On Sept 13, 2006, casino organizers held a meeting with the townspeople on site to address their concerns. The casino plan was further clarified, with an artist's conception of the proposed six story casino and 12-story hotel complex on display. A court reporter was on hand to receive comments for or against the proposal, and of the 40 who did so, three were in favor. Most of the negative comments were in regard to increased traffic on Highway 94, which narrows to a two-lane road at the proposed site of casino.
Revolver: A handgun which has a set of revolving chambers set into a single cylinder to align with the barrel to shoot cartridges (or lead balls in the case of a black powder revolver).
Jamul, CA , East County business organization has folded in the bitter wake of a botched beer festival.
The Rancho San Diego-Jamul Chamber of Commerce announced the closure in a letter emailed to its members late Monday, less than three weeks after it left festival vendors and ticketholders in the lurch by canceling the Qualcomm Stadium event at the last minute.
Valerie Harrison, who had been the chamber CEO and president, said on Tuesday that the collapse of the festival was a key factor in the decision, along with the weak economy.
She said leaders of the defunct group still hope to make good on $22,000 to $23,000 in debts from the event, including money raised through booth deposits and promotional expenses.
“No one feels worse about this than I do,” she said. “The bottom line is I wish I could pay everybody back.”
The 4-year-old organization emptied its Avocado Boulevard office in Rancho San Diego late last week, after a formal eviction notice was taped to the door.
Several people who had made deposits or racked up other expenses before the festival said they were still waiting for refunds.
Mike Shess, executive editor of the West Coaster, a publication that tracks San Diego’s craft beer industry, said he had struck a promotional deal with the chamber tied to the event.
But he said efforts to reach Valerie Harrison or her husband, Jeffrey Harrison, who had been a chamber board member, have so far proven fruitless.
Artist Pablo Iniguez said he’s out $500. He had reserved a festival booth.
“I’m hoping for that money, but what do I do?” he said. “Do I take the organization to small claims court?”
Former chamber leaders also may end up owing money to the county. The organization in recent years had received $9,600 in community enhancement grants through the office of Supervisor Dianne Jacob.
Following the festival fiasco, Jacob’s office scotched plans for an additional $3,000 grant and asked county staff to investigate the previous allocations.

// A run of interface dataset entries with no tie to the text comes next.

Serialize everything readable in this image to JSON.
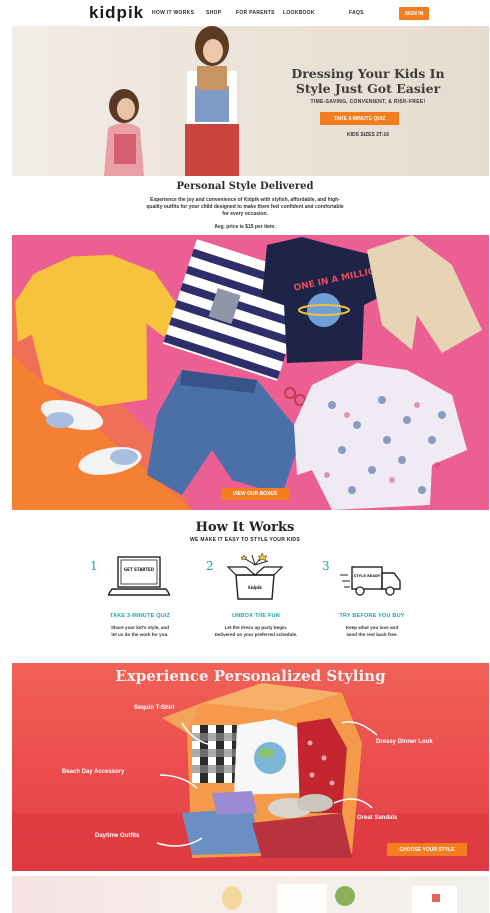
{
  "nav": {
    "logo": "kidpik",
    "links": [
      "HOW IT WORKS",
      "SHOP",
      "FOR PARENTS",
      "LOOKBOOK",
      "FAQS"
    ],
    "signin": "SIGN IN"
  },
  "hero": {
    "title_line1": "Dressing Your Kids In",
    "title_line2": "Style Just Got Easier",
    "subtitle": "TIME-SAVING, CONVENIENT, & RISK-FREE!",
    "cta": "TAKE 3-MINUTE QUIZ",
    "sizes": "KIDS SIZES 2T-16"
  },
  "personal": {
    "title": "Personal Style Delivered",
    "text": "Experience the joy and convenience of Kidpik with stylish, affordable, and high-quality outfits for your child designed to make them feel confident and comfortable for every occasion.",
    "price": "Avg. price is $15 per item."
  },
  "clothes": {
    "tee_print": "ONE IN A MILLION",
    "cta": "VIEW OUR BOXES"
  },
  "how": {
    "title": "How It Works",
    "subtitle": "WE MAKE IT EASY TO STYLE YOUR KIDS",
    "steps": [
      {
        "num": "1",
        "icon_text": "GET STARTED",
        "head": "TAKE 3-MINUTE QUIZ",
        "text1": "Share your kid's style, and",
        "text2": "let us do the work for you."
      },
      {
        "num": "2",
        "icon_text": "kidpik",
        "head": "UNBOX THE FUN",
        "text1": "Let the dress up party begin.",
        "text2": "Delivered on your preferred schedule."
      },
      {
        "num": "3",
        "icon_text": "STYLE READY",
        "head": "TRY BEFORE YOU BUY",
        "text1": "Keep what you love and",
        "text2": "send the rest back free."
      }
    ]
  },
  "styling": {
    "title": "Experience Personalized Styling",
    "labels": {
      "sequin": "Sequin T-Shirt",
      "dressy": "Dressy Dinner Look",
      "beach": "Beach Day Accessory",
      "sandals": "Great Sandals",
      "daytime": "Daytime Outfits"
    },
    "cta": "CHOOSE YOUR STYLE"
  },
  "colors": {
    "accent": "#f47d20",
    "teal": "#1aa5a8",
    "pink": "#ec5f93"
  }
}
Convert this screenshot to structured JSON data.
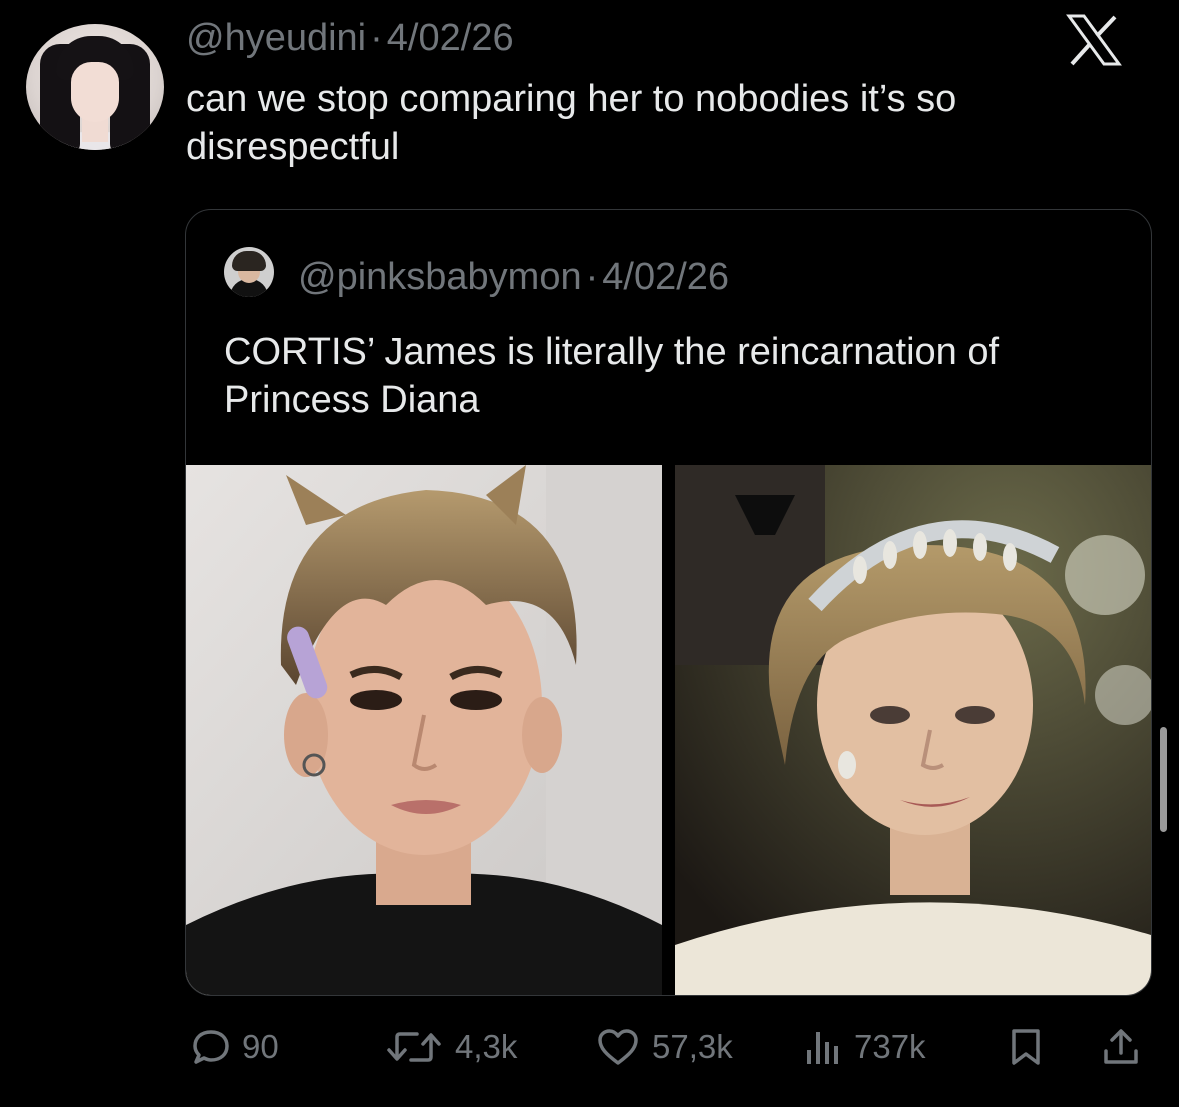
{
  "tweet": {
    "handle": "@hyeudini",
    "separator": "·",
    "date": "4/02/26",
    "text": "can we stop comparing her to nobodies it’s so disrespectful"
  },
  "quoted_tweet": {
    "handle": "@pinksbabymon",
    "separator": "·",
    "date": "4/02/26",
    "text": "CORTIS’ James is literally the reincarnation of Princess Diana"
  },
  "actions": {
    "replies": "90",
    "reposts": "4,3k",
    "likes": "57,3k",
    "views": "737k"
  },
  "icons": {
    "logo": "x-logo-icon",
    "reply": "speech-bubble-icon",
    "repost": "repost-arrows-icon",
    "like": "heart-icon",
    "views": "bar-chart-icon",
    "bookmark": "bookmark-icon",
    "share": "share-upload-icon"
  },
  "colors": {
    "background": "#000000",
    "text": "#e7e9ea",
    "secondary": "#71767b",
    "border": "#333639"
  }
}
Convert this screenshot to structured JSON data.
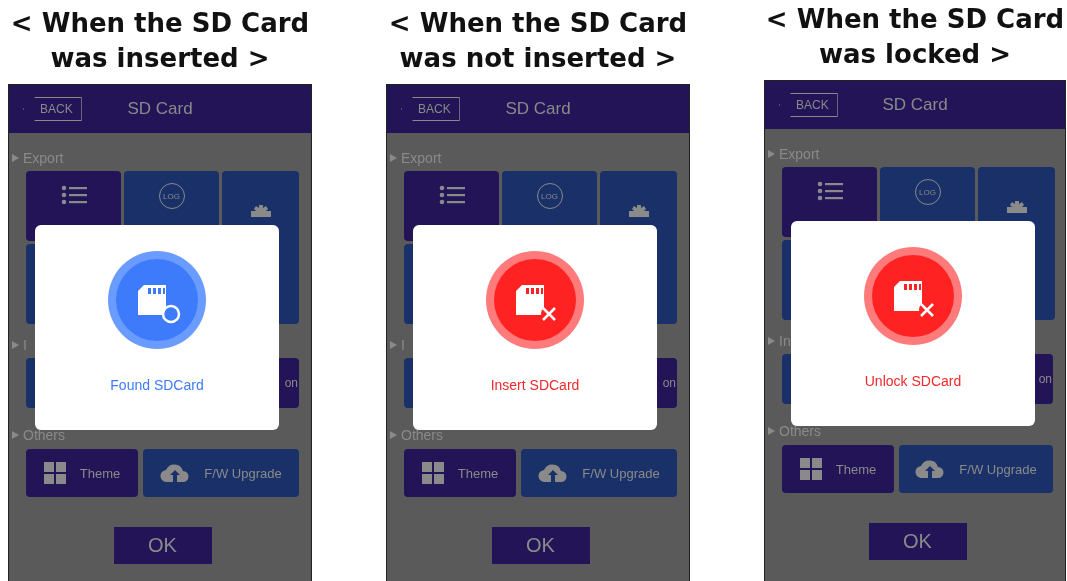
{
  "panels": [
    {
      "heading": [
        "< When the SD Card",
        "was inserted >"
      ],
      "back": "BACK",
      "title": "SD Card",
      "sections": [
        "Export",
        "I",
        "Others"
      ],
      "log": "LOG",
      "tile_text": "on",
      "theme": "Theme",
      "upgrade": "F/W Upgrade",
      "ok": "OK",
      "dialog": {
        "kind": "found",
        "message": "Found SDCard"
      }
    },
    {
      "heading": [
        "< When the SD Card",
        "was not inserted >"
      ],
      "back": "BACK",
      "title": "SD Card",
      "sections": [
        "Export",
        "I",
        "Others"
      ],
      "log": "LOG",
      "tile_text": "on",
      "theme": "Theme",
      "upgrade": "F/W Upgrade",
      "ok": "OK",
      "dialog": {
        "kind": "missing",
        "message": "Insert SDCard"
      }
    },
    {
      "heading": [
        "< When the SD Card",
        "was locked >"
      ],
      "back": "BACK",
      "title": "SD Card",
      "sections": [
        "Export",
        "In",
        "Others"
      ],
      "log": "LOG",
      "tile_text": "on",
      "theme": "Theme",
      "upgrade": "F/W Upgrade",
      "ok": "OK",
      "dialog": {
        "kind": "locked",
        "message": "Unlock SDCard"
      }
    }
  ]
}
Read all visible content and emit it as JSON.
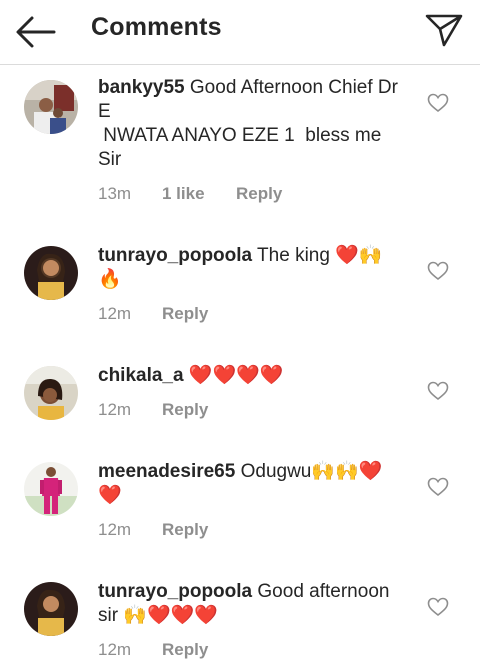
{
  "header": {
    "title": "Comments"
  },
  "colors": {
    "text": "#262626",
    "meta": "#8e8e8e",
    "divider": "#dbdbdb",
    "heart_emoji": "#e0192b"
  },
  "comments": [
    {
      "username": "bankyy55",
      "text": " Good Afternoon Chief Dr E\n NWATA ANAYO EZE 1  bless me Sir",
      "time": "13m",
      "likes": "1 like",
      "reply": "Reply"
    },
    {
      "username": "tunrayo_popoola",
      "text": " The king ❤️🙌\n🔥",
      "time": "12m",
      "likes": "",
      "reply": "Reply"
    },
    {
      "username": "chikala_a",
      "text": " ❤️❤️❤️❤️",
      "time": "12m",
      "likes": "",
      "reply": "Reply"
    },
    {
      "username": "meenadesire65",
      "text": " Odugwu🙌🙌❤️\n❤️",
      "time": "12m",
      "likes": "",
      "reply": "Reply"
    },
    {
      "username": "tunrayo_popoola",
      "text": " Good afternoon sir 🙌❤️❤️❤️",
      "time": "12m",
      "likes": "",
      "reply": "Reply"
    }
  ],
  "icons": {
    "back": "arrow-left-icon",
    "send": "send-icon",
    "like": "heart-outline-icon"
  }
}
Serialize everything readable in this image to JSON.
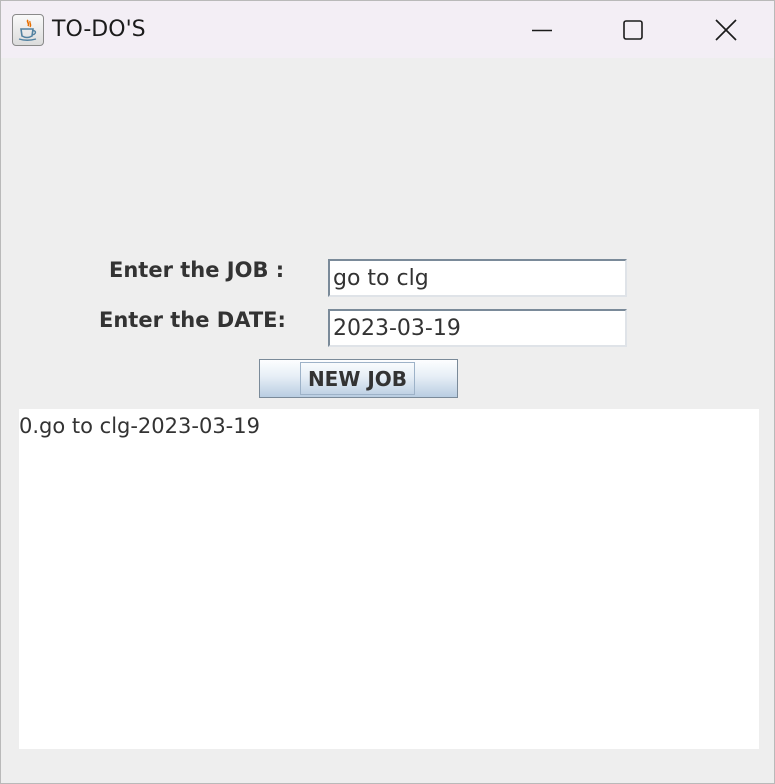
{
  "window": {
    "title": "TO-DO'S",
    "icon": "java-coffee-cup-icon",
    "controls": [
      "minimize-icon",
      "maximize-icon",
      "close-icon"
    ]
  },
  "form": {
    "job_label": "Enter the JOB :",
    "job_value": "go to clg",
    "date_label": "Enter the DATE:",
    "date_value": "2023-03-19",
    "new_job_button": "NEW JOB"
  },
  "output": {
    "lines": [
      "0.go to clg-2023-03-19"
    ]
  },
  "colors": {
    "window_bg": "#eeeeee",
    "titlebar_bg": "#f3eef5",
    "text": "#333333",
    "java_orange": "#e76f00",
    "java_blue": "#5382a1"
  }
}
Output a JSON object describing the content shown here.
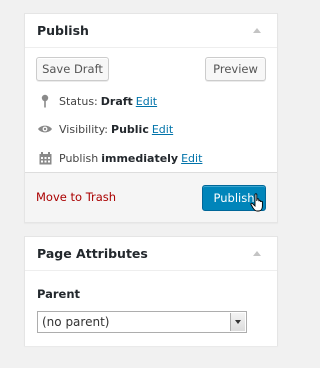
{
  "publish_box": {
    "title": "Publish",
    "save_draft_label": "Save Draft",
    "preview_label": "Preview",
    "status": {
      "label": "Status:",
      "value": "Draft",
      "edit": "Edit",
      "icon": "pin-icon"
    },
    "visibility": {
      "label": "Visibility:",
      "value": "Public",
      "edit": "Edit",
      "icon": "eye-icon"
    },
    "schedule": {
      "label": "Publish",
      "value": "immediately",
      "edit": "Edit",
      "icon": "calendar-icon"
    },
    "trash_label": "Move to Trash",
    "publish_label": "Publish"
  },
  "attributes_box": {
    "title": "Page Attributes",
    "parent_label": "Parent",
    "parent_value": "(no parent)"
  },
  "colors": {
    "link": "#0073aa",
    "trash": "#aa0000",
    "primary": "#0085ba",
    "background": "#f1f1f1"
  }
}
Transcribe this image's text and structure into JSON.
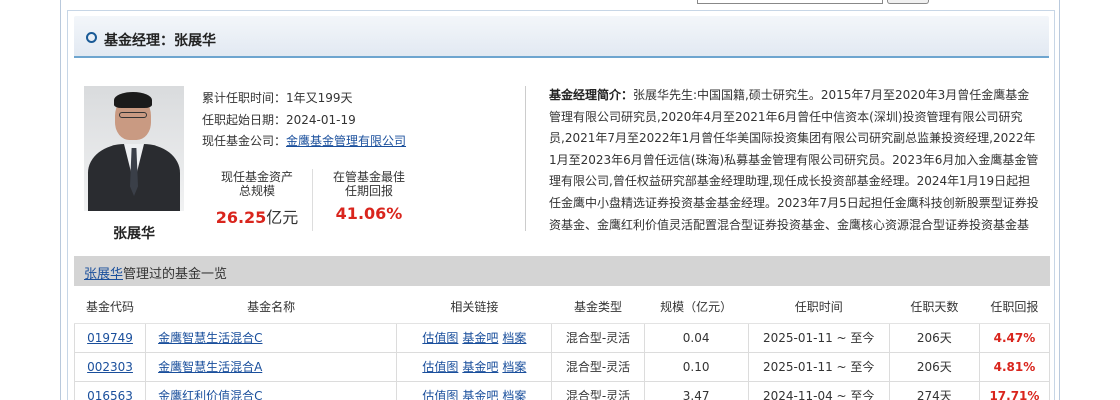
{
  "section_title": "基金经理：张展华",
  "manager": {
    "name": "张展华",
    "tenure_label": "累计任职时间：",
    "tenure_value": "1年又199天",
    "start_label": "任职起始日期：",
    "start_value": "2024-01-19",
    "company_label": "现任基金公司：",
    "company_value": "金鹰基金管理有限公司",
    "aum_label_line1": "现任基金资产",
    "aum_label_line2": "总规模",
    "aum_value": "26.25",
    "aum_unit": "亿元",
    "best_label_line1": "在管基金最佳",
    "best_label_line2": "任期回报",
    "best_value": "41.06%"
  },
  "bio": {
    "label": "基金经理简介：",
    "text": "张展华先生:中国国籍,硕士研究生。2015年7月至2020年3月曾任金鹰基金管理有限公司研究员,2020年4月至2021年6月曾任中信资本(深圳)投资管理有限公司研究员,2021年7月至2022年1月曾任华美国际投资集团有限公司研究副总监兼投资经理,2022年1月至2023年6月曾任远信(珠海)私募基金管理有限公司研究员。2023年6月加入金鹰基金管理有限公司,曾任权益研究部基金经理助理,现任成长投资部基金经理。2024年1月19日起担任金鹰中小盘精选证券投资基金基金经理。2023年7月5日起担任金鹰科技创新股票型证券投资基金、金鹰红利价值灵活配置混合型证券投资基金、金鹰核心资源混合型证券投资基金基金经"
  },
  "list_header": {
    "name_link": "张展华",
    "suffix": "管理过的基金一览"
  },
  "table": {
    "headers": [
      "基金代码",
      "基金名称",
      "相关链接",
      "基金类型",
      "规模（亿元）",
      "任职时间",
      "任职天数",
      "任职回报"
    ],
    "link_labels": [
      "估值图",
      "基金吧",
      "档案"
    ],
    "rows": [
      {
        "code": "019749",
        "name": "金鹰智慧生活混合C",
        "type": "混合型-灵活",
        "size": "0.04",
        "period": "2025-01-11 ~ 至今",
        "days": "206天",
        "ret": "4.47%"
      },
      {
        "code": "002303",
        "name": "金鹰智慧生活混合A",
        "type": "混合型-灵活",
        "size": "0.10",
        "period": "2025-01-11 ~ 至今",
        "days": "206天",
        "ret": "4.81%"
      },
      {
        "code": "016563",
        "name": "金鹰红利价值混合C",
        "type": "混合型-灵活",
        "size": "3.47",
        "period": "2024-11-04 ~ 至今",
        "days": "274天",
        "ret": "17.71%"
      }
    ]
  },
  "colors": {
    "accent_blue": "#1a4f9c",
    "return_red": "#d9251d",
    "title_underline": "#6ea5cf"
  }
}
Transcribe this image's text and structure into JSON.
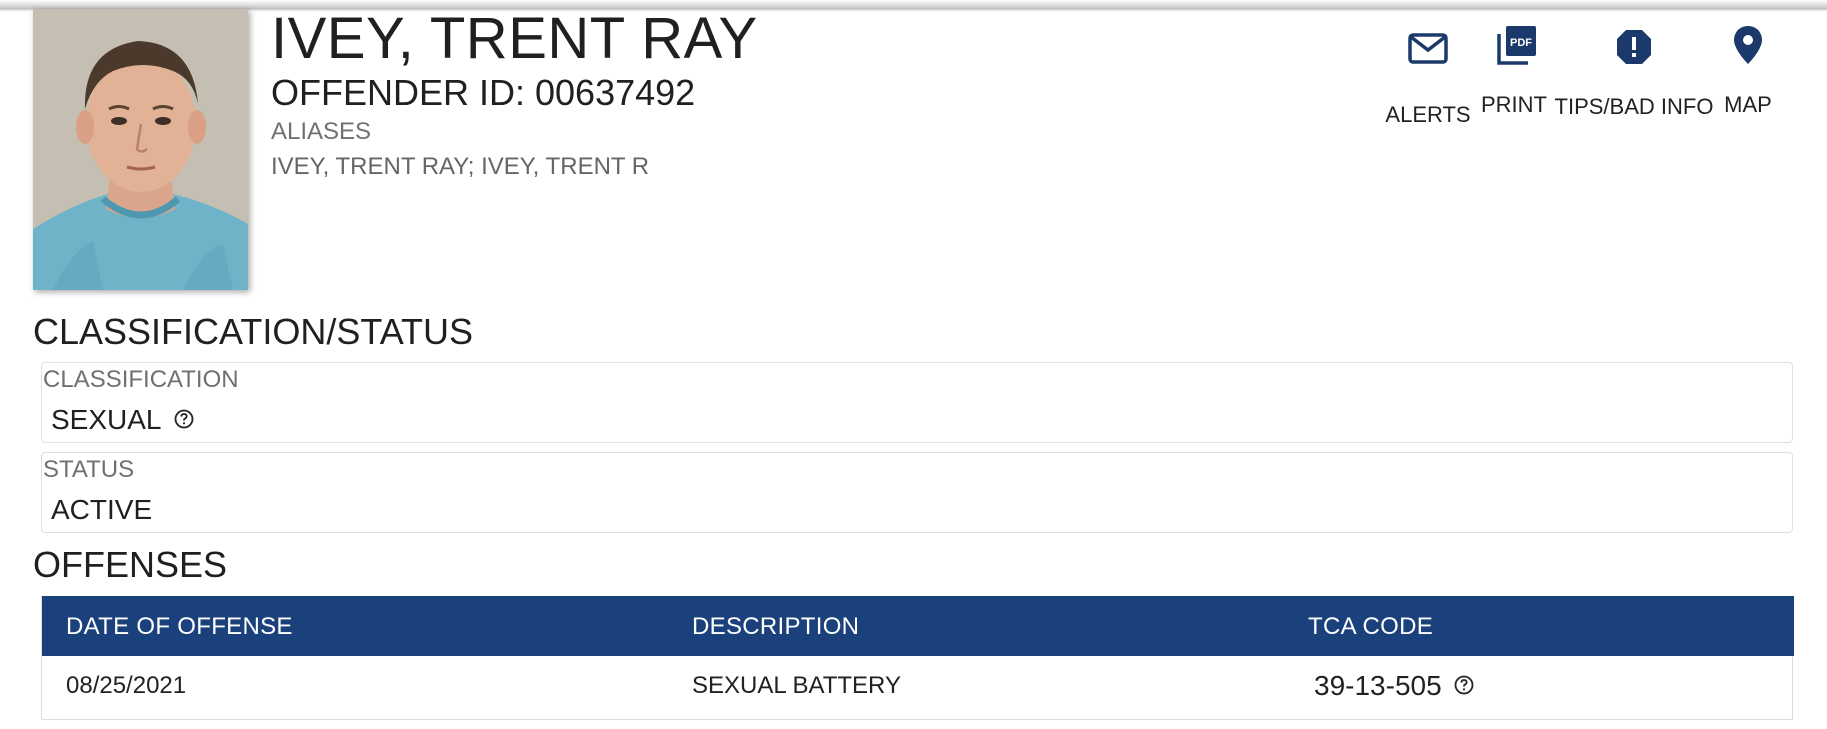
{
  "offender": {
    "name": "IVEY, TRENT RAY",
    "offender_id": "OFFENDER ID: 00637492",
    "aliases_label": "ALIASES",
    "aliases_value": "IVEY, TRENT RAY; IVEY, TRENT R"
  },
  "actions": {
    "alerts": {
      "label": "ALERTS",
      "icon": "envelope-icon"
    },
    "print": {
      "label": "PRINT",
      "icon": "pdf-icon"
    },
    "tips": {
      "label": "TIPS/BAD INFO",
      "icon": "alert-octagon-icon"
    },
    "map": {
      "label": "MAP",
      "icon": "map-pin-icon"
    }
  },
  "classification_status": {
    "title": "CLASSIFICATION/STATUS",
    "classification_label": "CLASSIFICATION",
    "classification_value": "SEXUAL",
    "status_label": "STATUS",
    "status_value": "ACTIVE"
  },
  "offenses": {
    "title": "OFFENSES",
    "headers": [
      "DATE OF OFFENSE",
      "DESCRIPTION",
      "TCA CODE"
    ],
    "rows": [
      [
        "08/25/2021",
        "SEXUAL BATTERY",
        "39-13-505"
      ]
    ]
  },
  "colors": {
    "accent": "#1b417c",
    "icon": "#1b3a6b",
    "muted_text": "#707070"
  }
}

The supervisor said late Tuesday that part of it has not been fully accounted for.
“I will urge the county to take all steps necessary, including legal action, to account for or recover the (money),” she wrote in an email. “Chamber officials need to face the music and provide a more thorough explanation for the organization’s closure, the (festival) cancellation and missing monies.”
The business booster group was founded in 2007 and had about 120 for-profit and nonprofit members, according to Valerie Harrison.
Drilling: a firearm with three barrels (from the German word drei for three). Typically it has two barrels side by side on the top, with a third rifle barrel underneath. This provides a very versatile firearm capable of taking winged animals as well as big game. It also is useful in jurisdictions where a person is only allowed to own a single firearm.